[Page and application data records]
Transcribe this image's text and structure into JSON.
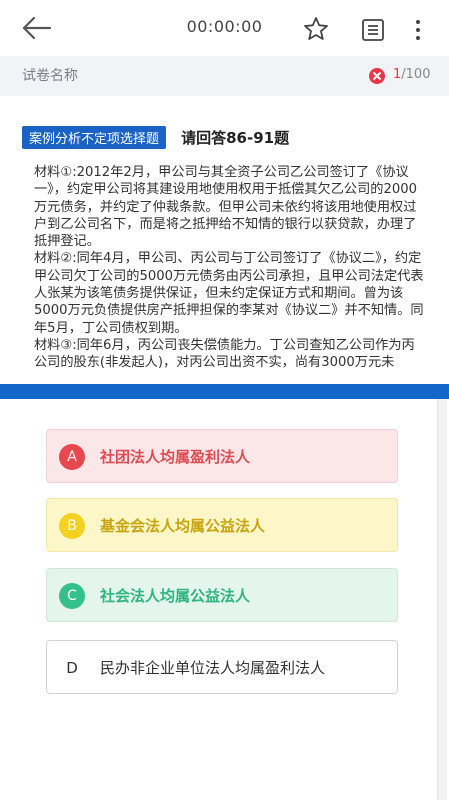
{
  "header": {
    "timer": "00:00:00",
    "icons": [
      "back-arrow-icon",
      "star-icon",
      "answer-sheet-icon",
      "more-vertical-icon"
    ]
  },
  "subbar": {
    "paper_name": "试卷名称",
    "progress_current": "1",
    "progress_total": "/100",
    "status_icon": "wrong-icon",
    "status_color": "#e8364b"
  },
  "question": {
    "type_label": "案例分析不定项选择题",
    "range_label": "请回答86-91题",
    "material_lines": [
      "材料①:2012年2月，甲公司与其全资子公司乙公司签订了《协议一》，约定甲公司将其建设用地使用权用于抵偿其欠乙公司的2000万元债务，并约定了仲裁条款。但甲公司未依约将该用地使用权过户到乙公司名下，而是将之抵押给不知情的银行以获贷款，办理了抵押登记。",
      "材料②:同年4月，甲公司、丙公司与丁公司签订了《协议二》，约定甲公司欠丁公司的5000万元债务由丙公司承担，且甲公司法定代表人张某为该笔债务提供保证，但未约定保证方式和期间。曾为该5000万元负债提供房产抵押担保的李某对《协议二》并不知情。同年5月，丁公司债权到期。",
      "材料③:同年6月，丙公司丧失偿债能力。丁公司查知乙公司作为丙公司的股东(非发起人)，对丙公司出资不实，尚有3000万元未"
    ]
  },
  "options": [
    {
      "letter": "A",
      "text": "社团法人均属盈利法人",
      "state": "wrong",
      "color": "#e8474e"
    },
    {
      "letter": "B",
      "text": "基金会法人均属公益法人",
      "state": "neutral",
      "color": "#f3d21f"
    },
    {
      "letter": "C",
      "text": "社会法人均属公益法人",
      "state": "correct",
      "color": "#33c08a"
    },
    {
      "letter": "D",
      "text": "民办非企业单位法人均属盈利法人",
      "state": "plain",
      "color": "#333333"
    }
  ],
  "colors": {
    "accent": "#1467c8",
    "type_badge": "#1a63c4"
  }
}
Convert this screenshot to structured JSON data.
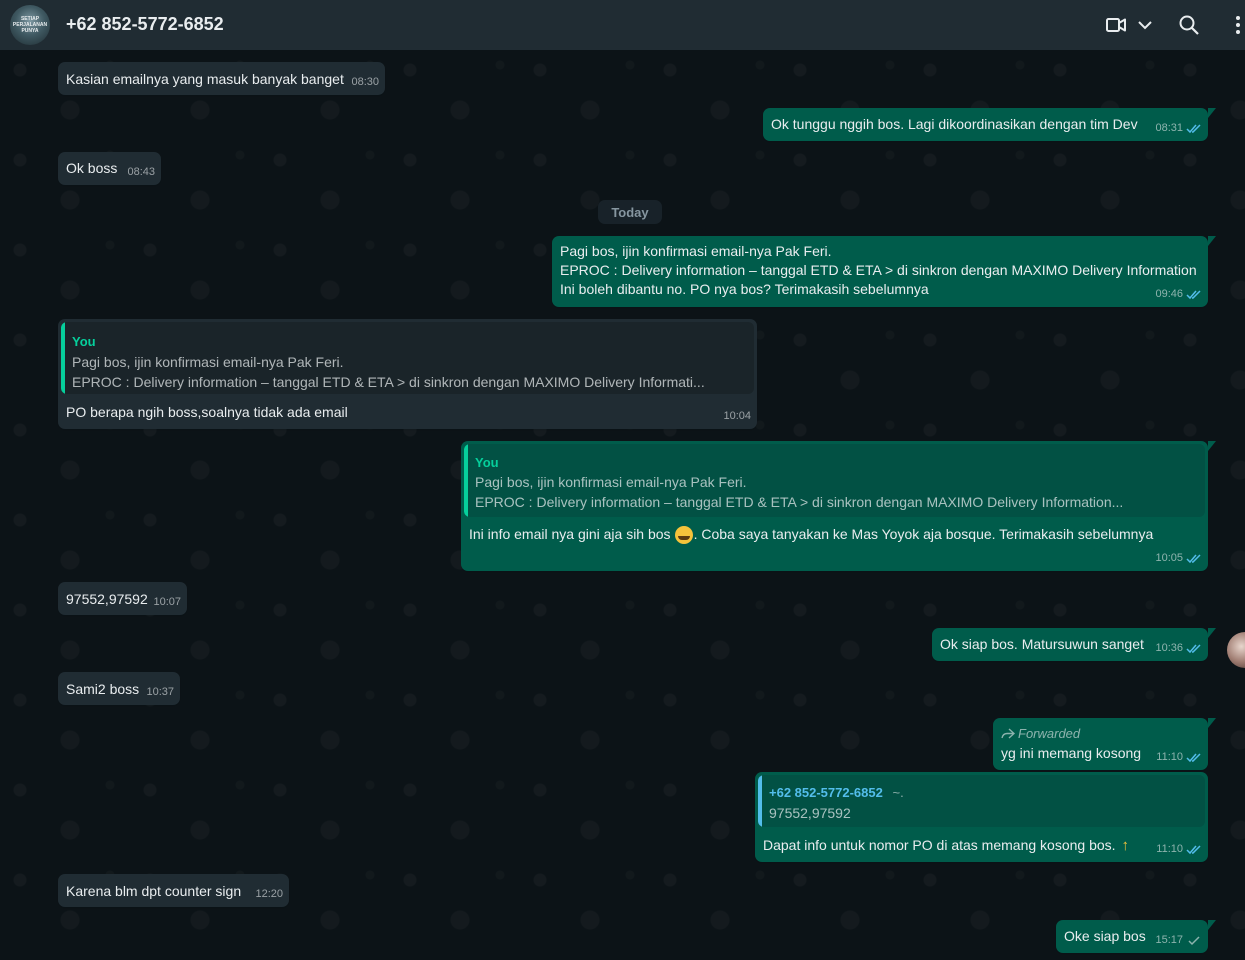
{
  "header": {
    "contact_name": "+62 852-5772-6852",
    "avatar_text": "SETIAP PERJALANAN PUNYA"
  },
  "date_separator": "Today",
  "colors": {
    "incoming_bubble": "#202c33",
    "outgoing_bubble": "#005c4b",
    "read_tick": "#53bdeb",
    "quote_you": "#06cf9c",
    "quote_contact": "#53bdeb"
  },
  "messages": [
    {
      "direction": "in",
      "text": "Kasian emailnya yang masuk banyak banget",
      "time": "08:30"
    },
    {
      "direction": "out",
      "text": "Ok tunggu nggih bos. Lagi dikoordinasikan dengan tim Dev",
      "time": "08:31",
      "status": "read"
    },
    {
      "direction": "in",
      "text": "Ok boss",
      "time": "08:43"
    },
    {
      "direction": "out",
      "lines": [
        "Pagi bos, ijin konfirmasi email-nya Pak Feri.",
        "EPROC : Delivery information – tanggal ETD & ETA  > di sinkron dengan MAXIMO Delivery Information",
        "Ini boleh dibantu no. PO nya bos? Terimakasih sebelumnya"
      ],
      "time": "09:46",
      "status": "read"
    },
    {
      "direction": "in",
      "quote": {
        "author": "You",
        "line1": "Pagi bos, ijin konfirmasi email-nya Pak Feri.",
        "line2": "EPROC : Delivery information – tanggal ETD & ETA  > di sinkron dengan MAXIMO Delivery Informati..."
      },
      "text": "PO berapa ngih boss,soalnya tidak ada email",
      "time": "10:04"
    },
    {
      "direction": "out",
      "quote": {
        "author": "You",
        "line1": "Pagi bos, ijin konfirmasi email-nya Pak Feri.",
        "line2": "EPROC : Delivery information – tanggal ETD & ETA  > di sinkron dengan MAXIMO Delivery Information..."
      },
      "text_before": "Ini info email nya gini aja sih bos",
      "text_after": ". Coba saya tanyakan ke Mas Yoyok aja bosque. Terimakasih sebelumnya",
      "time": "10:05",
      "status": "read"
    },
    {
      "direction": "in",
      "text": "97552,97592",
      "time": "10:07"
    },
    {
      "direction": "out",
      "text": "Ok siap bos. Matursuwun sanget",
      "time": "10:36",
      "status": "read"
    },
    {
      "direction": "in",
      "text": "Sami2 boss",
      "time": "10:37"
    },
    {
      "direction": "out",
      "forwarded": "Forwarded",
      "text": "yg ini memang kosong",
      "time": "11:10",
      "status": "read"
    },
    {
      "direction": "out",
      "quote": {
        "author": "+62 852-5772-6852",
        "author_suffix": "~.",
        "line1": "97552,97592"
      },
      "text": "Dapat info untuk nomor PO di atas memang kosong bos.",
      "time": "11:10",
      "status": "read"
    },
    {
      "direction": "in",
      "text": "Karena blm dpt counter sign",
      "time": "12:20"
    },
    {
      "direction": "out",
      "text": "Oke siap bos",
      "time": "15:17",
      "status": "sent"
    }
  ]
}
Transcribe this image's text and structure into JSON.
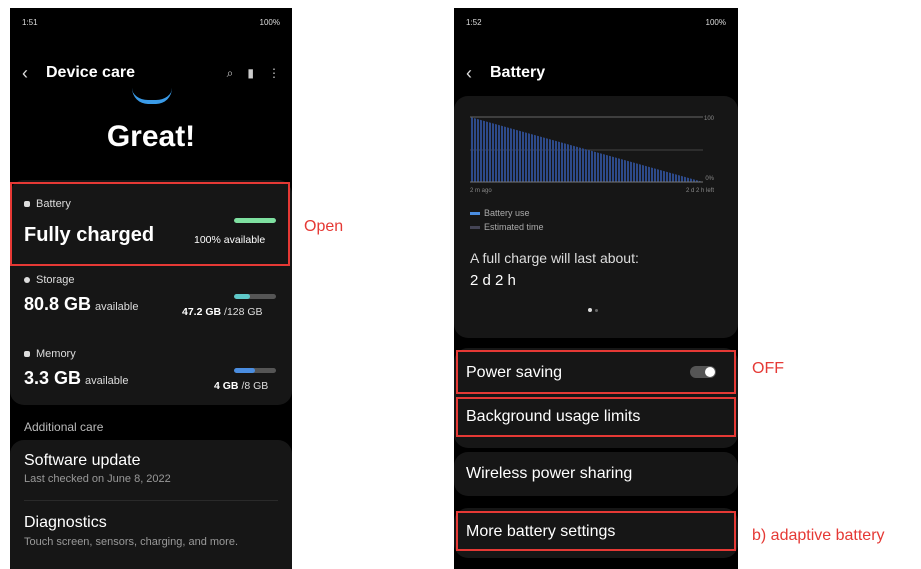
{
  "left_screen": {
    "status": {
      "time": "1:51",
      "right": "100%"
    },
    "title": "Device care",
    "headline": "Great!",
    "battery": {
      "label": "Battery",
      "value": "Fully charged",
      "available": "100% available",
      "level": 1.0
    },
    "storage": {
      "label": "Storage",
      "value": "80.8 GB",
      "value_suffix": "available",
      "used": "47.2 GB",
      "total": "/128 GB",
      "level": 0.37
    },
    "memory": {
      "label": "Memory",
      "value": "3.3 GB",
      "value_suffix": "available",
      "used": "4 GB",
      "total": "/8 GB",
      "level": 0.5
    },
    "additional_care": "Additional care",
    "software_update": {
      "title": "Software update",
      "sub": "Last checked on June 8, 2022"
    },
    "diagnostics": {
      "title": "Diagnostics",
      "sub": "Touch screen, sensors, charging, and more."
    }
  },
  "right_screen": {
    "status": {
      "time": "1:52",
      "right": "100%"
    },
    "title": "Battery",
    "chart": {
      "y_top": "100",
      "y_bottom": "0%",
      "x_left": "2 m ago",
      "x_right": "2 d 2 h left",
      "legend": [
        "Battery use",
        "Estimated time"
      ]
    },
    "full_charge_label": "A full charge will last about:",
    "full_charge_value": "2 d 2 h",
    "power_saving": {
      "label": "Power saving",
      "on": false
    },
    "background_limits": "Background usage limits",
    "wireless_sharing": "Wireless power sharing",
    "more_settings": "More battery settings"
  },
  "annotations": {
    "open": "Open",
    "off": "OFF",
    "adaptive": "b) adaptive battery"
  },
  "colors": {
    "battery_bar": "#7ee0a0",
    "storage_bar": "#5ec8c8",
    "memory_bar": "#4a8de0",
    "highlight": "#e53935"
  }
}
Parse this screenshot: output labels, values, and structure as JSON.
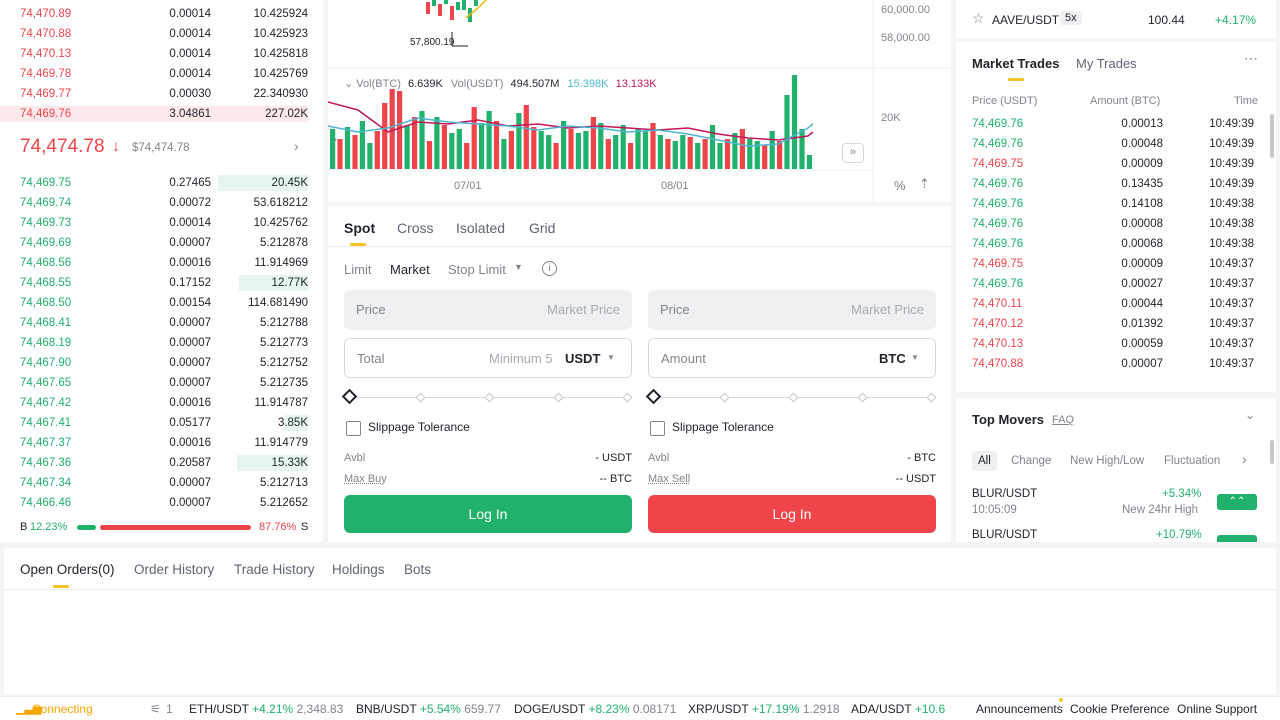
{
  "orderbook": {
    "asks": [
      {
        "price": "74,470.89",
        "amount": "0.00014",
        "total": "10.425924"
      },
      {
        "price": "74,470.88",
        "amount": "0.00014",
        "total": "10.425923"
      },
      {
        "price": "74,470.13",
        "amount": "0.00014",
        "total": "10.425818"
      },
      {
        "price": "74,469.78",
        "amount": "0.00014",
        "total": "10.425769"
      },
      {
        "price": "74,469.77",
        "amount": "0.00030",
        "total": "22.340930"
      },
      {
        "price": "74,469.76",
        "amount": "3.04861",
        "total": "227.02K"
      }
    ],
    "ask_depth": [
      0.02,
      0.02,
      0.02,
      0.02,
      0.04,
      1.0
    ],
    "last_price": "74,474.78",
    "last_price_arrow": "↓",
    "last_price_usd": "$74,474.78",
    "bids": [
      {
        "price": "74,469.75",
        "amount": "0.27465",
        "total": "20.45K"
      },
      {
        "price": "74,469.74",
        "amount": "0.00072",
        "total": "53.618212"
      },
      {
        "price": "74,469.73",
        "amount": "0.00014",
        "total": "10.425762"
      },
      {
        "price": "74,469.69",
        "amount": "0.00007",
        "total": "5.212878"
      },
      {
        "price": "74,468.56",
        "amount": "0.00016",
        "total": "11.914969"
      },
      {
        "price": "74,468.55",
        "amount": "0.17152",
        "total": "12.77K"
      },
      {
        "price": "74,468.50",
        "amount": "0.00154",
        "total": "114.681490"
      },
      {
        "price": "74,468.41",
        "amount": "0.00007",
        "total": "5.212788"
      },
      {
        "price": "74,468.19",
        "amount": "0.00007",
        "total": "5.212773"
      },
      {
        "price": "74,467.90",
        "amount": "0.00007",
        "total": "5.212752"
      },
      {
        "price": "74,467.65",
        "amount": "0.00007",
        "total": "5.212735"
      },
      {
        "price": "74,467.42",
        "amount": "0.00016",
        "total": "11.914787"
      },
      {
        "price": "74,467.41",
        "amount": "0.05177",
        "total": "3.85K"
      },
      {
        "price": "74,467.37",
        "amount": "0.00016",
        "total": "11.914779"
      },
      {
        "price": "74,467.36",
        "amount": "0.20587",
        "total": "15.33K"
      },
      {
        "price": "74,467.34",
        "amount": "0.00007",
        "total": "5.212713"
      },
      {
        "price": "74,466.46",
        "amount": "0.00007",
        "total": "5.212652"
      }
    ],
    "bid_depth": [
      0.39,
      0,
      0,
      0,
      0,
      0.3,
      0,
      0,
      0,
      0,
      0,
      0,
      0.1,
      0,
      0.31,
      0,
      0
    ],
    "buy_label": "B",
    "buy_pct": "12.23%",
    "buy_ratio": 0.1223,
    "sell_pct": "87.76%",
    "sell_label": "S"
  },
  "chart": {
    "low_label": "57,800.19",
    "price_ticks": [
      "60,000.00",
      "58,000.00"
    ],
    "vol_btc_label": "Vol(BTC)",
    "vol_btc": "6.639K",
    "vol_usdt_label": "Vol(USDT)",
    "vol_usdt": "494.507M",
    "ma1": "15.398K",
    "ma2": "13.133K",
    "vol_tick": "20K",
    "dates": [
      "07/01",
      "08/01"
    ],
    "percent_label": "%"
  },
  "trade": {
    "mode_tabs": [
      "Spot",
      "Cross",
      "Isolated",
      "Grid"
    ],
    "order_types": [
      "Limit",
      "Market",
      "Stop Limit"
    ],
    "buy": {
      "price_label": "Price",
      "price_placeholder": "Market Price",
      "total_label": "Total",
      "total_placeholder": "Minimum 5",
      "currency": "USDT",
      "slippage": "Slippage Tolerance",
      "avbl_label": "Avbl",
      "avbl_value": "- USDT",
      "max_label": "Max Buy",
      "max_value": "-- BTC",
      "button": "Log In"
    },
    "sell": {
      "price_label": "Price",
      "price_placeholder": "Market Price",
      "amount_label": "Amount",
      "currency": "BTC",
      "slippage": "Slippage Tolerance",
      "avbl_label": "Avbl",
      "avbl_value": "- BTC",
      "max_label": "Max Sell",
      "max_value": "-- USDT",
      "button": "Log In"
    },
    "colors": {
      "buy": "#20b26c",
      "sell": "#ef454a",
      "accent": "#f7c324"
    }
  },
  "topright": {
    "pair": "AAVE/USDT",
    "leverage": "5x",
    "price": "100.44",
    "change": "+4.17%"
  },
  "trades": {
    "tabs": [
      "Market Trades",
      "My Trades"
    ],
    "headers": [
      "Price (USDT)",
      "Amount (BTC)",
      "Time"
    ],
    "rows": [
      {
        "price": "74,469.76",
        "amount": "0.00013",
        "time": "10:49:39",
        "side": "buy"
      },
      {
        "price": "74,469.76",
        "amount": "0.00048",
        "time": "10:49:39",
        "side": "buy"
      },
      {
        "price": "74,469.75",
        "amount": "0.00009",
        "time": "10:49:39",
        "side": "sell"
      },
      {
        "price": "74,469.76",
        "amount": "0.13435",
        "time": "10:49:39",
        "side": "buy"
      },
      {
        "price": "74,469.76",
        "amount": "0.14108",
        "time": "10:49:38",
        "side": "buy"
      },
      {
        "price": "74,469.76",
        "amount": "0.00008",
        "time": "10:49:38",
        "side": "buy"
      },
      {
        "price": "74,469.76",
        "amount": "0.00068",
        "time": "10:49:38",
        "side": "buy"
      },
      {
        "price": "74,469.75",
        "amount": "0.00009",
        "time": "10:49:37",
        "side": "sell"
      },
      {
        "price": "74,469.76",
        "amount": "0.00027",
        "time": "10:49:37",
        "side": "buy"
      },
      {
        "price": "74,470.11",
        "amount": "0.00044",
        "time": "10:49:37",
        "side": "sell"
      },
      {
        "price": "74,470.12",
        "amount": "0.01392",
        "time": "10:49:37",
        "side": "sell"
      },
      {
        "price": "74,470.13",
        "amount": "0.00059",
        "time": "10:49:37",
        "side": "sell"
      },
      {
        "price": "74,470.88",
        "amount": "0.00007",
        "time": "10:49:37",
        "side": "sell"
      }
    ]
  },
  "movers": {
    "title": "Top Movers",
    "faq": "FAQ",
    "filters": [
      "All",
      "Change",
      "New High/Low",
      "Fluctuation"
    ],
    "items": [
      {
        "pair": "BLUR/USDT",
        "change": "+5.34%",
        "time": "10:05:09",
        "event": "New 24hr High"
      },
      {
        "pair": "BLUR/USDT",
        "change": "+10.79%",
        "time": "",
        "event": ""
      }
    ]
  },
  "orders": {
    "tabs": [
      "Open Orders(0)",
      "Order History",
      "Trade History",
      "Holdings",
      "Bots"
    ]
  },
  "ticker": {
    "status": "Connecting",
    "count": "1",
    "items": [
      {
        "pair": "ETH/USDT",
        "change": "+4.21%",
        "price": "2,348.83"
      },
      {
        "pair": "BNB/USDT",
        "change": "+5.54%",
        "price": "659.77"
      },
      {
        "pair": "DOGE/USDT",
        "change": "+8.23%",
        "price": "0.08171"
      },
      {
        "pair": "XRP/USDT",
        "change": "+17.19%",
        "price": "1.2918"
      },
      {
        "pair": "ADA/USDT",
        "change": "+10.6",
        "price": ""
      }
    ],
    "links": [
      "Announcements",
      "Cookie Preference",
      "Online Support"
    ]
  }
}
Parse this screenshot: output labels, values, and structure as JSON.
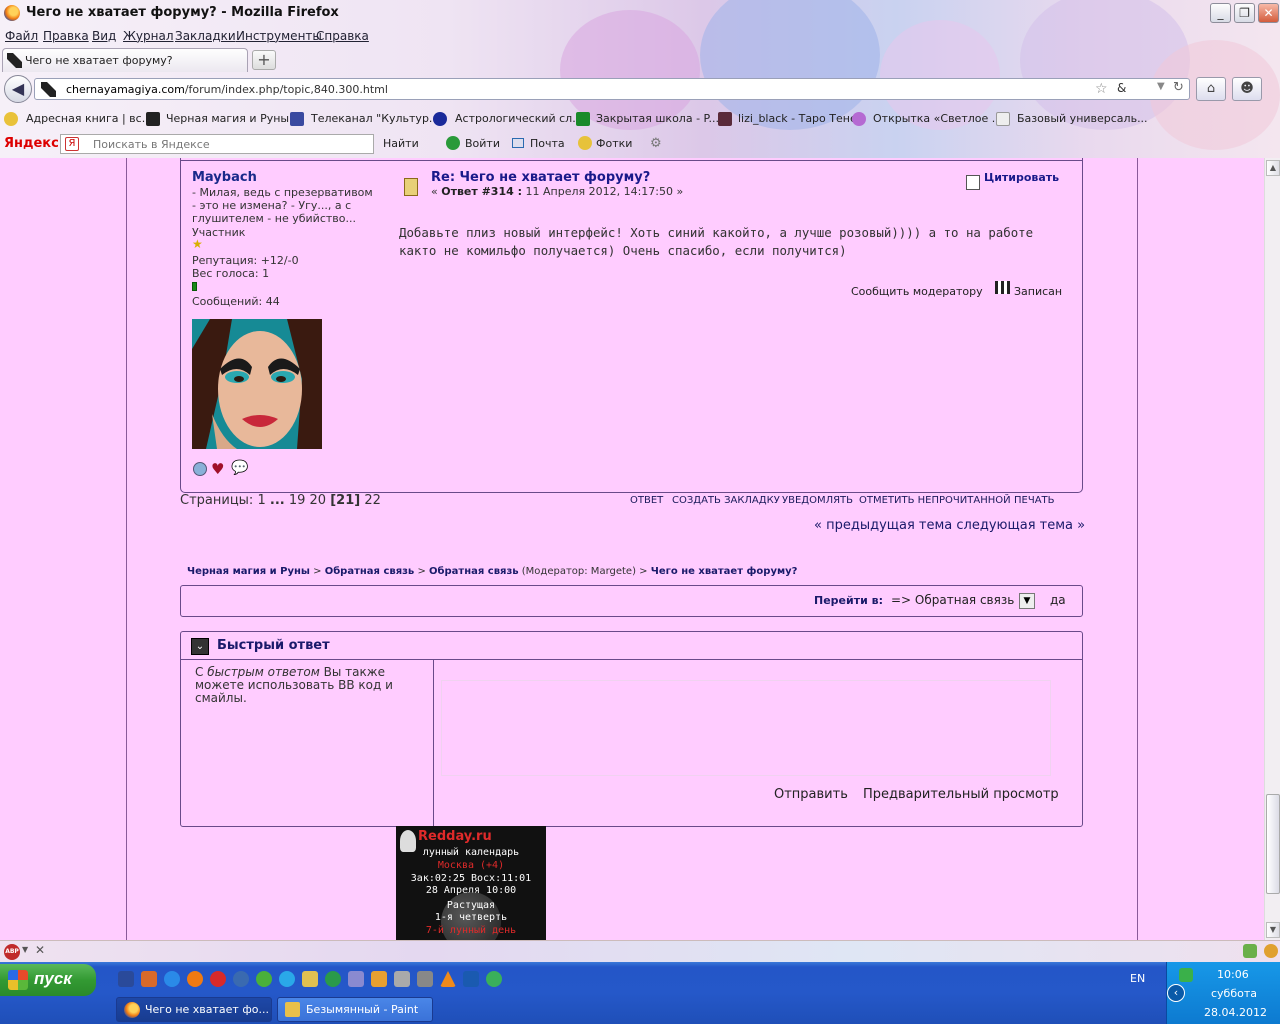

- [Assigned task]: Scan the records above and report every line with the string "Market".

- [Result of the exercise]:
      "Market",
      "price_placeholder": "Market Price",
      "price_placeholder": "Market Price",
      "Market Trades",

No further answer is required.